Missouri's corn and ethanol industries are adding to the state's bottom line according to a study released this week by the Missouri Corn Growers Association (MCGA) and Missouri Corn Merchandising Council (MCMC). Conducted by the University of Missouri Commercial Agriculture Program, the study calculated the corn and ethanol industries injected $12 billion into the state's economy from 2000 to 2011.
"This research substantiates the tremendous economic benefits corn and ethanol production bring to Missouri," said MCMC Chairman Jim Stuever, a corn grower from Dexter, Mo. "They are significant drivers for the state by creating jobs, generating tax dollars and increasing vitality of rural communities."
Overall the combined benefits to the state's economy from the corn and ethanol industries over the 12 years studied were:
•$12 billion in economic value
•$ 5.3 billion in labor income
•$ 2.2 billion paid in local, state and federal taxes
"This is truly a success story for agriculture and the state of Missouri," noted MCGA President Rob Korff, a corn farmer from Norborne. "The state's ethanol industry was built on the faith and dedication of hardworking farm families and support from state leaders."
This dedication by farm families and commitment from the state of Missouri has resulted in big dividends for Missourians.
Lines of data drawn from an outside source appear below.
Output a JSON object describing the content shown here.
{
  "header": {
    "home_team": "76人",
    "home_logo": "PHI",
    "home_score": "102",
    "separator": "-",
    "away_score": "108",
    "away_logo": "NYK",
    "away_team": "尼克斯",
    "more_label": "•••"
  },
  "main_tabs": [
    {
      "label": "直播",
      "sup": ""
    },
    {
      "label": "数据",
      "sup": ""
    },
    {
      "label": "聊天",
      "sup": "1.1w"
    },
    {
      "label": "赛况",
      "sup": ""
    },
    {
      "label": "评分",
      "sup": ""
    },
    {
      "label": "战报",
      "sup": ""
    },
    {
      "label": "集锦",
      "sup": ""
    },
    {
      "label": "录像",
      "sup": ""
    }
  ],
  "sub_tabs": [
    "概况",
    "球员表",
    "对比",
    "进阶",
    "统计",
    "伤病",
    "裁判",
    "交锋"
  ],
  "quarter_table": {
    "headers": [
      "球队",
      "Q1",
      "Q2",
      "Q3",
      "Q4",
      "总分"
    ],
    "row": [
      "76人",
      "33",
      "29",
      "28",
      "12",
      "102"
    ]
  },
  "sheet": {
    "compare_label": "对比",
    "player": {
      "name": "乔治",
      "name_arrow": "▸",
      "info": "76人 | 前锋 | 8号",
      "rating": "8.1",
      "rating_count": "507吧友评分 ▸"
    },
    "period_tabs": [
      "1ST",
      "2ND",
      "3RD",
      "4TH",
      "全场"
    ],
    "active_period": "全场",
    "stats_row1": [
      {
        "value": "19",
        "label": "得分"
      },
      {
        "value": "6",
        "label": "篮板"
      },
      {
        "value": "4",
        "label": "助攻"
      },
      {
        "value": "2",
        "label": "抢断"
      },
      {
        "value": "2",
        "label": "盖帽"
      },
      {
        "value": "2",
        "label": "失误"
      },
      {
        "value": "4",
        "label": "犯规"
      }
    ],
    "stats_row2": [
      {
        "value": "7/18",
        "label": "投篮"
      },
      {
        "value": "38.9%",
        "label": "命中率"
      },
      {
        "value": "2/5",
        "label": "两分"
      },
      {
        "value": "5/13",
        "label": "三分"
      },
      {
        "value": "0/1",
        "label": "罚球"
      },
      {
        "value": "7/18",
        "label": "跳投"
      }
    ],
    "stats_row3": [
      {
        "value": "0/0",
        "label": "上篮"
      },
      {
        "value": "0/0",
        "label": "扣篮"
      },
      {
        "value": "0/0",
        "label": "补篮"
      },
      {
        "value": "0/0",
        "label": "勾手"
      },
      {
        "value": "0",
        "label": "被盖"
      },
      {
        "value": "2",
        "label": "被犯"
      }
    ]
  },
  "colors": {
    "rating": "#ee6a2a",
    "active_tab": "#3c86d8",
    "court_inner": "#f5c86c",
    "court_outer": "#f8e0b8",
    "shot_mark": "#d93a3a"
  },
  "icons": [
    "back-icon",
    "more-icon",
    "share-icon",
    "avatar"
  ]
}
During the 12-year period, the ethanol industry yielded a 6:1 return, a net value of over $600 million, on the state's investment.
According to the study, Missouri's six majority farmer-owned ethanol plants alone generated the following direct and indirect benefits to the state:
$734 million in economic value
$416 million in labor income
$174 million in local, state and federal taxes
Annually Missouri's ethanol industry utilizes nearly 100 million bushels of corn to produce nearly 300 million gallons of ethanol and 825,000 tons of distillers grains, a high protein livestock feed. In 2011 Missouri corn production added over $1 billion in value to the state's economy and together the two industries supported 67,000 jobs.
The complete study can be found online. To learn more about Missouri's corn and ethanol industries, visit www.mocorn.org.